Have you ever noticed that when you meet a Yankee who obviously has little to no knowledge about the South, he’ll try to ingratiate himself with you by mentioning some things he loves or knows about the South? Generally these things tend to be our weather, our accents, noteworthy Southern bands, a sports team or two, and a particular Southern alcoholic beverage that makes most normal folks’ stomachs turn.
A few examples:
“I’ve never been South of Baltimore, but I love your climate.”
“When I hear a pretty Southern girl speak, that accent turns my knees to rubber and I just want to melt.”
“Man, you gotta respect ‘Bama, but I think Clemson might be able to take them this year.”
“If you’re talking old school Southern rock, Lynyrd Skynyrd was definitely tops—The Allman Brothers were good, but, man, nothing beats “Freebird.”
“Can you guys still get moonshine? I’d like to try it sometime. I mean, I love Southern Comfort….”
Gag! Pretty much all around.
While some of the other various ingratiating comments I’ve heard over the years also tend to make me want to gag, any purported love for Southern Comfort always makes me want to seek out more interesting company.
What, you think that concoction that tastes like cough syrup and honey infused with a hint of cat piss and battery acid is our national drink, or something?

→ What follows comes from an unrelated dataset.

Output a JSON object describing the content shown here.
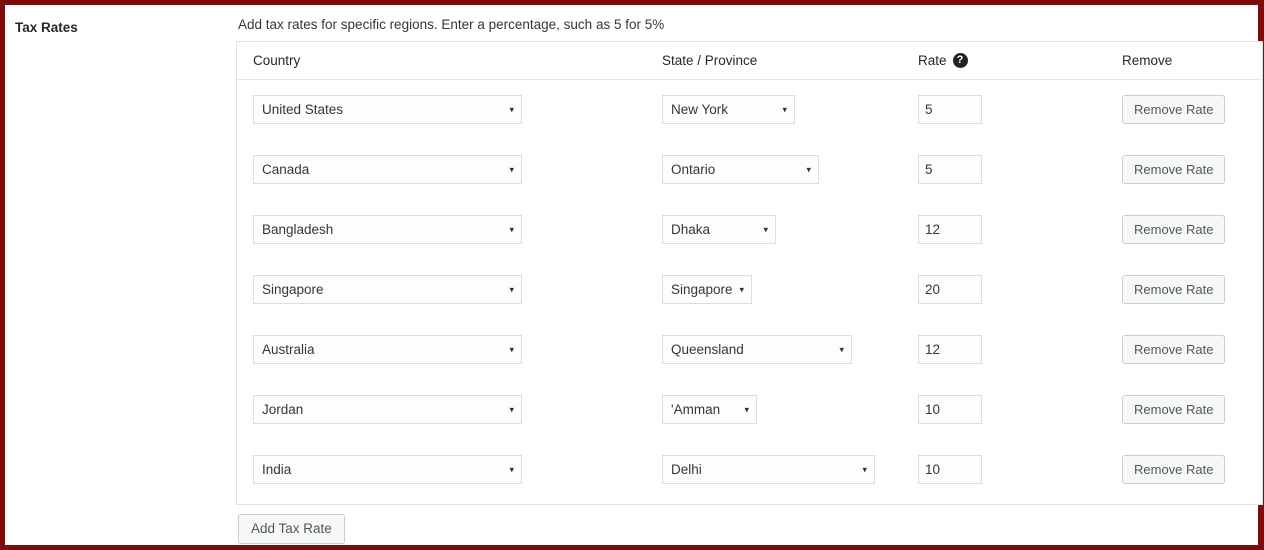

Moron!
I haven’t tried Southern Comfort since my wayward youth, and the lingering memories of the few times I sampled it will undoubtedly continue to keep me away from it. While it never resulted in an abrupt appointment with the porcelain altar, that horrid taste is stored somewhere in the frontal lobe alongside that of spoiled milk and the smell of old-dog farts.
OK, so perhaps I’m being a bit harsh (on Southern Comfort, not Yankees), because apparently some folks enjoy Southern Comfort, given that it’s been around since 1874. However, in every informal poll I’ve conducted nine out of ten people tend to agree with my assessment, and, like me, have not sampled the spirit since their own equally wayward youth.
Nevertheless, Southern Comfort has somehow managed to maintain itself as a prominent brand for almost 150 years, and recently sold to the privately held Sazerac Company, located in Louisiana. This also happens to be the birthplace of Southern Comfort, though the founder moved his operation to Memphis in 1889. All this to say that Southern Comfort is truly a product of the South, though who it provides “comfort” to is a good question for debate.
According to company legend, Martin Wilkes Heron developed Southern Comfort because the Kentucky whiskey that made its way down the Mississippi River had often degraded by the time it reached New Orleans. Thus, Heron started experimenting with various recipes designed to bring flavor back into the compromised Bourbon.
Well, Heron must have been quite the wizard, because by 1889 he was receiving the equivalent of $60 per bottle for his concoction. And, surprise, Heron took Southern Comfort to the 1900 Paris World Exposition where it won a gold medal for fine taste and quality, and then won the same medal again at the 1904 St. Louis World’s Fair.
Folks sure were hard up for decent alcohol back in those days….
Don’t know what happened to Southern Comfort during Prohibition, but Heron’s assistant and inheritor of the business, Grant M. Peoples, was set to go when Prohibition ended, and quickly got the product back on the market. In fact, in what was apparently some brilliant marketing, Peoples created the Scarlett O’Hara cocktail to coincide with the 1939 release of “Gone with the Wind.” The cocktail—consisting of Southern Comfort, cranberry juice and lime, with perhaps a bit of peach and sometimes grenadine instead of cranberry—proved popular and kept Southern Comfort on the market.
While the Scarlett O’Hara pretty much went the way of its namesake into retirement, bartenders still receive an order for the cocktail on occasion, and other concoctions, such as the Alabama Slammer, have emerged to keep Southern Comfort relevant.
Overall, I think the fact that it is Southern product, and that its name and marketing efforts evoke the gentile Southern mystique, help the brand maintain its allure. Cause it’s certainly not the taste.
I’d also be willing to bet that Southern Comfort marketing has long targeted those from up north who just wish they could enjoy the much more refined living of the Southern states. I would guess that sales of Southern Comfort predominate from the north, and that the majority of those claiming to love Southern Comfort reside up there, where folks just don’t know any better.
Didn’t P.T. Barnum say that “there’s a sucker born every minute….” and most of them live up north?
Anyway, now that I have thoroughly disparaged this drink that purportedly honors the South, I’ll throw a bone to those few of you who actually enjoy Southern Comfort.
Herein then, I present you with the Southern Hurricane:
1.5 oz Southern Comfort
1.5 oz Sweet and Sour Mix
1.5 oz Orange Juice
1.5 oz Pineapple Juice
splash of Grenadine
Stir all together in an ice filled glass, garnish with an orange wedge and cherry, hold your nose and drink.
Originally published by The Southern Drinking Club